Panama reformed its banking legislation in 1998. Under the new framework, the head of the watchdog is named for a five-year term, renewable once, that does not coincide with the presidential term.
The last point was key to avoid political influence on the banking watchdog, which is why Torrijo's decision undermined the country's institutionalism, Roberto Eisenmann, president of Transparency International's Panama unit, told BNamericas.
In November 2001, the local authorities intervened investment bank Banco Disa and closed it down in January 2002.
Five years after the collapse of Banco Disa depositors are still waiting to be reimbursed and it is still unclear how much of the funds have been recovered.
According to an International Monetary Fund (IMF) document, Disa's forced liquidation resulted from the discovery of undisclosed off-balance liabilities that could not be supported with existing assets. Investment losses from Latin American securities during 1996-98 exceeded the bank's equity.
The bank had assets equivalent to 1.2% of Panama's GDP.
Businessman Joaquín José Vallarino was the main shareholder of Disa Securities, the holding company that owns Banco Disa.
Legal documents regarding the collapse of Banco Disa are closed to the public, which is usual in Panama, sources within the industry told BNamericas.
The Disa collapse and the never-ending legal wrangling is an illustration of the lack of transparency in Panamanian courts and banks, the sources said.

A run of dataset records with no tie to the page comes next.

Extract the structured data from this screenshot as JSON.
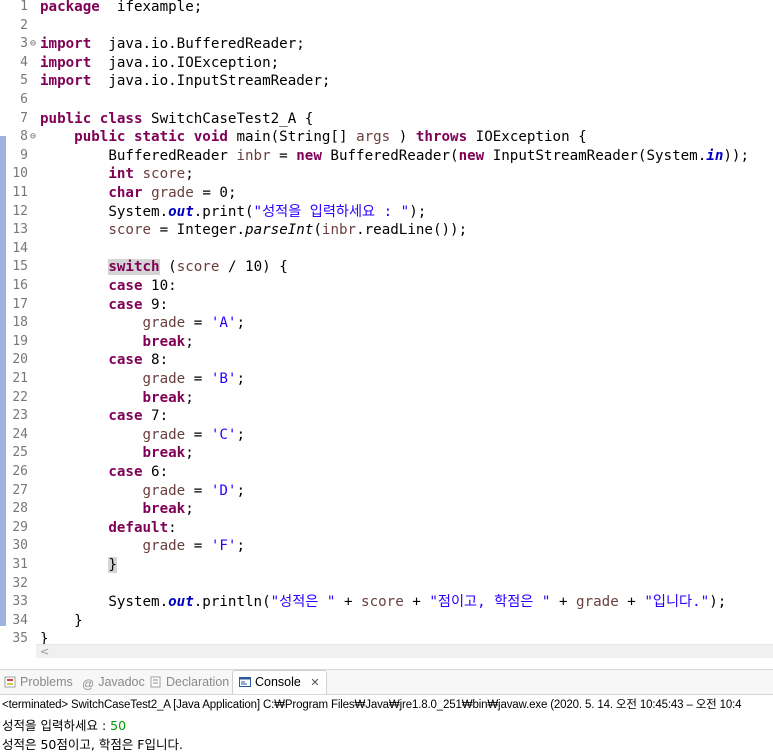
{
  "editor": {
    "lines": [
      {
        "n": "1",
        "t": [
          [
            "kw",
            "package"
          ],
          [
            "",
            "  ifexample;"
          ]
        ]
      },
      {
        "n": "2",
        "t": []
      },
      {
        "n": "3",
        "fold": "⊖",
        "t": [
          [
            "kw",
            "import"
          ],
          [
            "",
            "  java.io.BufferedReader;"
          ]
        ]
      },
      {
        "n": "4",
        "t": [
          [
            "kw",
            "import"
          ],
          [
            "",
            "  java.io.IOException;"
          ]
        ]
      },
      {
        "n": "5",
        "t": [
          [
            "kw",
            "import"
          ],
          [
            "",
            "  java.io.InputStreamReader;"
          ]
        ]
      },
      {
        "n": "6",
        "t": []
      },
      {
        "n": "7",
        "t": [
          [
            "kw",
            "public"
          ],
          [
            "",
            " "
          ],
          [
            "kw",
            "class"
          ],
          [
            "",
            " SwitchCaseTest2_A {"
          ]
        ]
      },
      {
        "n": "8",
        "fold": "⊖",
        "t": [
          [
            "",
            "    "
          ],
          [
            "kw",
            "public"
          ],
          [
            "",
            " "
          ],
          [
            "kw",
            "static"
          ],
          [
            "",
            " "
          ],
          [
            "kw",
            "void"
          ],
          [
            "",
            " main(String[] "
          ],
          [
            "local",
            "args"
          ],
          [
            "",
            " ) "
          ],
          [
            "kw",
            "throws"
          ],
          [
            "",
            " IOException {"
          ]
        ]
      },
      {
        "n": "9",
        "t": [
          [
            "",
            "        BufferedReader "
          ],
          [
            "local",
            "inbr"
          ],
          [
            "",
            " = "
          ],
          [
            "kw",
            "new"
          ],
          [
            "",
            " BufferedReader("
          ],
          [
            "kw",
            "new"
          ],
          [
            "",
            " InputStreamReader(System."
          ],
          [
            "field",
            "in"
          ],
          [
            "",
            "));"
          ]
        ]
      },
      {
        "n": "10",
        "t": [
          [
            "",
            "        "
          ],
          [
            "kw",
            "int"
          ],
          [
            "",
            " "
          ],
          [
            "local",
            "score"
          ],
          [
            "",
            ";"
          ]
        ]
      },
      {
        "n": "11",
        "t": [
          [
            "",
            "        "
          ],
          [
            "kw",
            "char"
          ],
          [
            "",
            " "
          ],
          [
            "local",
            "grade"
          ],
          [
            "",
            " = 0;"
          ]
        ]
      },
      {
        "n": "12",
        "t": [
          [
            "",
            "        System."
          ],
          [
            "field",
            "out"
          ],
          [
            "",
            ".print("
          ],
          [
            "str",
            "\"성적을 입력하세요 : \""
          ],
          [
            "",
            ");"
          ]
        ]
      },
      {
        "n": "13",
        "t": [
          [
            "",
            "        "
          ],
          [
            "local",
            "score"
          ],
          [
            "",
            " = Integer."
          ],
          [
            "stat",
            "parseInt"
          ],
          [
            "",
            "("
          ],
          [
            "local",
            "inbr"
          ],
          [
            "",
            ".readLine());"
          ]
        ]
      },
      {
        "n": "14",
        "t": []
      },
      {
        "n": "15",
        "t": [
          [
            "",
            "        "
          ],
          [
            "kwhl",
            "switch"
          ],
          [
            "",
            " ("
          ],
          [
            "local",
            "score"
          ],
          [
            "",
            " / 10) {"
          ]
        ]
      },
      {
        "n": "16",
        "t": [
          [
            "",
            "        "
          ],
          [
            "kw",
            "case"
          ],
          [
            "",
            " 10:"
          ]
        ]
      },
      {
        "n": "17",
        "t": [
          [
            "",
            "        "
          ],
          [
            "kw",
            "case"
          ],
          [
            "",
            " 9:"
          ]
        ]
      },
      {
        "n": "18",
        "t": [
          [
            "",
            "            "
          ],
          [
            "local",
            "grade"
          ],
          [
            "",
            " = "
          ],
          [
            "str",
            "'A'"
          ],
          [
            "",
            ";"
          ]
        ]
      },
      {
        "n": "19",
        "t": [
          [
            "",
            "            "
          ],
          [
            "kw",
            "break"
          ],
          [
            "",
            ";"
          ]
        ]
      },
      {
        "n": "20",
        "t": [
          [
            "",
            "        "
          ],
          [
            "kw",
            "case"
          ],
          [
            "",
            " 8:"
          ]
        ]
      },
      {
        "n": "21",
        "t": [
          [
            "",
            "            "
          ],
          [
            "local",
            "grade"
          ],
          [
            "",
            " = "
          ],
          [
            "str",
            "'B'"
          ],
          [
            "",
            ";"
          ]
        ]
      },
      {
        "n": "22",
        "t": [
          [
            "",
            "            "
          ],
          [
            "kw",
            "break"
          ],
          [
            "",
            ";"
          ]
        ]
      },
      {
        "n": "23",
        "t": [
          [
            "",
            "        "
          ],
          [
            "kw",
            "case"
          ],
          [
            "",
            " 7:"
          ]
        ]
      },
      {
        "n": "24",
        "t": [
          [
            "",
            "            "
          ],
          [
            "local",
            "grade"
          ],
          [
            "",
            " = "
          ],
          [
            "str",
            "'C'"
          ],
          [
            "",
            ";"
          ]
        ]
      },
      {
        "n": "25",
        "t": [
          [
            "",
            "            "
          ],
          [
            "kw",
            "break"
          ],
          [
            "",
            ";"
          ]
        ]
      },
      {
        "n": "26",
        "t": [
          [
            "",
            "        "
          ],
          [
            "kw",
            "case"
          ],
          [
            "",
            " 6:"
          ]
        ]
      },
      {
        "n": "27",
        "t": [
          [
            "",
            "            "
          ],
          [
            "local",
            "grade"
          ],
          [
            "",
            " = "
          ],
          [
            "str",
            "'D'"
          ],
          [
            "",
            ";"
          ]
        ]
      },
      {
        "n": "28",
        "t": [
          [
            "",
            "            "
          ],
          [
            "kw",
            "break"
          ],
          [
            "",
            ";"
          ]
        ]
      },
      {
        "n": "29",
        "t": [
          [
            "",
            "        "
          ],
          [
            "kw",
            "default"
          ],
          [
            "",
            ":"
          ]
        ]
      },
      {
        "n": "30",
        "t": [
          [
            "",
            "            "
          ],
          [
            "local",
            "grade"
          ],
          [
            "",
            " = "
          ],
          [
            "str",
            "'F'"
          ],
          [
            "",
            ";"
          ]
        ]
      },
      {
        "n": "31",
        "t": [
          [
            "",
            "        "
          ],
          [
            "hl",
            "}"
          ]
        ]
      },
      {
        "n": "32",
        "t": []
      },
      {
        "n": "33",
        "t": [
          [
            "",
            "        System."
          ],
          [
            "field",
            "out"
          ],
          [
            "",
            ".println("
          ],
          [
            "str",
            "\"성적은 \""
          ],
          [
            "",
            " + "
          ],
          [
            "local",
            "score"
          ],
          [
            "",
            " + "
          ],
          [
            "str",
            "\"점이고, 학점은 \""
          ],
          [
            "",
            " + "
          ],
          [
            "local",
            "grade"
          ],
          [
            "",
            " + "
          ],
          [
            "str",
            "\"입니다.\""
          ],
          [
            "",
            ");"
          ]
        ]
      },
      {
        "n": "34",
        "t": [
          [
            "",
            "    }"
          ]
        ]
      },
      {
        "n": "35",
        "t": [
          [
            "",
            "}"
          ]
        ]
      }
    ],
    "scroll_left_glyph": "<"
  },
  "panel": {
    "tabs": [
      {
        "label": "Problems",
        "icon": "problems-icon"
      },
      {
        "label": "Javadoc",
        "icon": "javadoc-icon"
      },
      {
        "label": "Declaration",
        "icon": "declaration-icon"
      },
      {
        "label": "Console",
        "icon": "console-icon",
        "active": true
      }
    ],
    "close_glyph": "✕",
    "status": "<terminated> SwitchCaseTest2_A [Java Application] C:₩Program Files₩Java₩jre1.8.0_251₩bin₩javaw.exe  (2020. 5. 14. 오전 10:45:43 – 오전 10:4",
    "output": {
      "prompt": "성적을 입력하세요 : ",
      "input": "50",
      "result": "성적은 50점이고, 학점은 F입니다."
    }
  },
  "colors": {
    "keyword": "#7f0055",
    "string": "#2a00ff",
    "field": "#0000c0",
    "local": "#6a3e3e",
    "input": "#009900"
  }
}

The banking regulator's office and Banco Disa gave no comments when contacted by BNamericas.